My Only (Somewhat) Ghostly Encounter

It was the summer of 1976.  I had just finished my freshman year of college and was working at the Alpine Village resort in Lake George, New York with a bunch of other high school and college kids — along with one 30-something guy named Jerry, a Vietnam War vet who captained the Alpine Village boat and who was focused with laser-like intensity on achieving meaningful dalliances with every unescorted mother bringing her two kids up for a week-long stay at the resort.

Jerry’s family owned a house that was located nearby.  It was the old family homestead, a sprawling, century-old house back in the woods that was still fully furnished, although no one lived there.  It was a convenient place for Jerry to take those lonely young mothers.

IMG_0859One night Jerry invited the lot of us to the house for a clambake and sleepover.  The house was like a scene from Arsenic and Old Lace or a Vincent Price movie, complete with creaky floorboards, odd family memorabilia, portraits of long-dead relatives whose eyes seemed to follow you when you moved, dusty drapery, and unexpected alcoves where you might be startled by your reflection in a mirror as you passed by or the sight of a stuffed raccoon.  It was a creepy place, and Jerry told us without much elaboration that family lore had it that the place was haunted by at least two ghosts — a weeping woman who had died during childbirth in one of the upstairs bedrooms, and a boy who had been killed by a fall into a well out back.

We chuckled at the story, gobbled our clams and burgers, and drank more beer than a responsible person should.

That night, I awoke after I thought I heard an odd noise.  It was black as pitch, and the wind was blowing.  I stuck my out of the bedroom door and out of the corner of my eye noticed some movement down at the end of the upstairs hallway.  I didn’t have my glasses on, but something seemed to be moving down there.  The floorboards creaked, I suddenly felt cold, and the hairs on my arms stood on end — then I retreated to the room, shut the door, and got back into bed, soon to fall into alcohol-assisted slumber without further incident.
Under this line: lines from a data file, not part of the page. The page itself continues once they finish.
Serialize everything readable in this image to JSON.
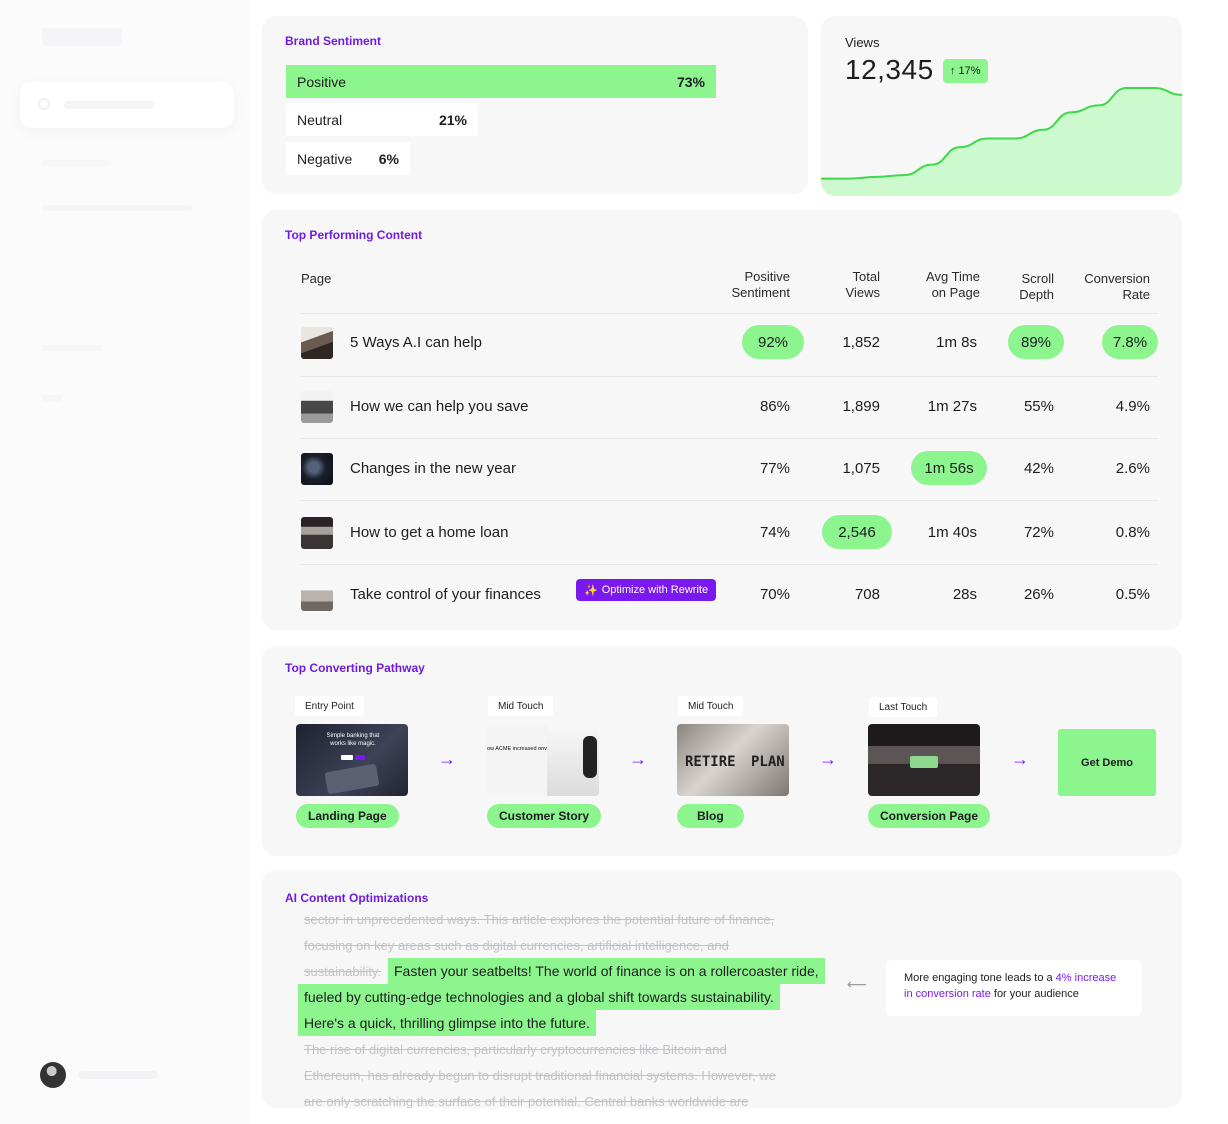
{
  "sentiment": {
    "title": "Brand Sentiment",
    "items": [
      {
        "label": "Positive",
        "pct": "73%",
        "value": 73
      },
      {
        "label": "Neutral",
        "pct": "21%",
        "value": 21
      },
      {
        "label": "Negative",
        "pct": "6%",
        "value": 6
      }
    ]
  },
  "views": {
    "label": "Views",
    "value": "12,345",
    "change": "17%"
  },
  "views_chart": {
    "type": "area",
    "values": [
      10,
      10,
      11,
      12,
      18,
      28,
      33,
      33,
      38,
      48,
      52,
      62,
      62,
      58
    ]
  },
  "top_content": {
    "title": "Top Performing Content",
    "headers": {
      "page": "Page",
      "sentiment": [
        "Positive",
        "Sentiment"
      ],
      "views": [
        "Total",
        "Views"
      ],
      "avg_time": [
        "Avg Time",
        "on Page"
      ],
      "scroll": [
        "Scroll",
        "Depth"
      ],
      "conversion": [
        "Conversion",
        "Rate"
      ]
    },
    "rows": [
      {
        "title": "5 Ways A.I can help",
        "sentiment": "92%",
        "views": "1,852",
        "time": "1m 8s",
        "scroll": "89%",
        "conversion": "7.8%"
      },
      {
        "title": "How we can help you save",
        "sentiment": "86%",
        "views": "1,899",
        "time": "1m 27s",
        "scroll": "55%",
        "conversion": "4.9%"
      },
      {
        "title": "Changes in the new year",
        "sentiment": "77%",
        "views": "1,075",
        "time": "1m 56s",
        "scroll": "42%",
        "conversion": "2.6%"
      },
      {
        "title": "How to get a home loan",
        "sentiment": "74%",
        "views": "2,546",
        "time": "1m 40s",
        "scroll": "72%",
        "conversion": "0.8%"
      },
      {
        "title": "Take control of your finances",
        "sentiment": "70%",
        "views": "708",
        "time": "28s",
        "scroll": "26%",
        "conversion": "0.5%"
      }
    ],
    "rewrite_label": "Optimize with Rewrite",
    "accent_color": "#7a18f0",
    "highlight_color": "#8cf58e"
  },
  "pathway": {
    "title": "Top Converting Pathway",
    "stages": [
      {
        "tag": "Entry Point",
        "pill": "Landing Page",
        "image_text": "Simple banking that works like magic."
      },
      {
        "tag": "Mid Touch",
        "pill": "Customer Story",
        "image_text": "ow ACME increased onversion rates"
      },
      {
        "tag": "Mid Touch",
        "pill": "Blog",
        "image_text": [
          "RETIRE",
          "PLAN"
        ]
      },
      {
        "tag": "Last Touch",
        "pill": "Conversion Page"
      }
    ],
    "cta": "Get Demo"
  },
  "optimizations": {
    "title": "AI Content Optimizations",
    "strike_before": [
      "sector in unprecedented ways. This article explores the potential future of finance,",
      "focusing on key areas such as digital currencies, artificial intelligence, and",
      "sustainability."
    ],
    "highlight": [
      "Fasten your seatbelts! The world of finance is on a rollercoaster ride,",
      "fueled by cutting-edge technologies and a global shift towards sustainability.",
      "Here's a quick, thrilling glimpse into the future."
    ],
    "strike_after": [
      "The rise of digital currencies, particularly cryptocurrencies like Bitcoin and",
      "Ethereum, has already begun to disrupt traditional financial systems. However, we",
      "are only scratching the surface of their potential. Central banks worldwide are"
    ],
    "hint": {
      "prefix": "More engaging tone leads to a ",
      "accent1": "4% increase",
      "accent2": "in conversion rate",
      "suffix": " for your audience"
    }
  }
}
The next morning I explored the other end of the hallway.  There was a mirror and window, and a table with some old framed photographs.  Perhaps I saw myself in the mirror, or curtains blowing in the early morning breeze?  I’m not sure.

In The Mood For A Ghost Story

Who doesn’t remember sitting by a campfire as a kid, seeing the reflections of the flames dance across the faces of your fellow campers, and felling that delicious chill flash up your spine as you heard a particularly creepy ghost story?

Ohio has its share of such stories, ranging from a haunted carousel horse to the ghost funeral train of Abraham Lincoln rolling through Urbana to the spirits who roam the halls of the Buxton Inn in Granville to the weeping Woman in Gray who mysteriously appears to visit the grave of a Confederate soldier who is buried in the Camp Chase Civil War prison camp cemetery here in Franklin County.

Of all the stories, I think the creepiest is the tale of the Dark Angel of Maple Grove Cemetery — a large stone angel protecting a grave that was inhabited by evil spirits, flew across the countryside slaughtering livestock, and then returned, blood-smeared and distraught, to the grave by morning.  Sadly, the true story simply seems to be one of a vandalized grave.

The Buckeye State not only is home to tales of the supernatural, but also to an organization called The Ghosts of Ohio that will investigate and debunk those tales.  Its website is worth a visit, and its roster of spooky stories provides lots of good ideas for some of those campfire tales that might be recounted come Halloween night.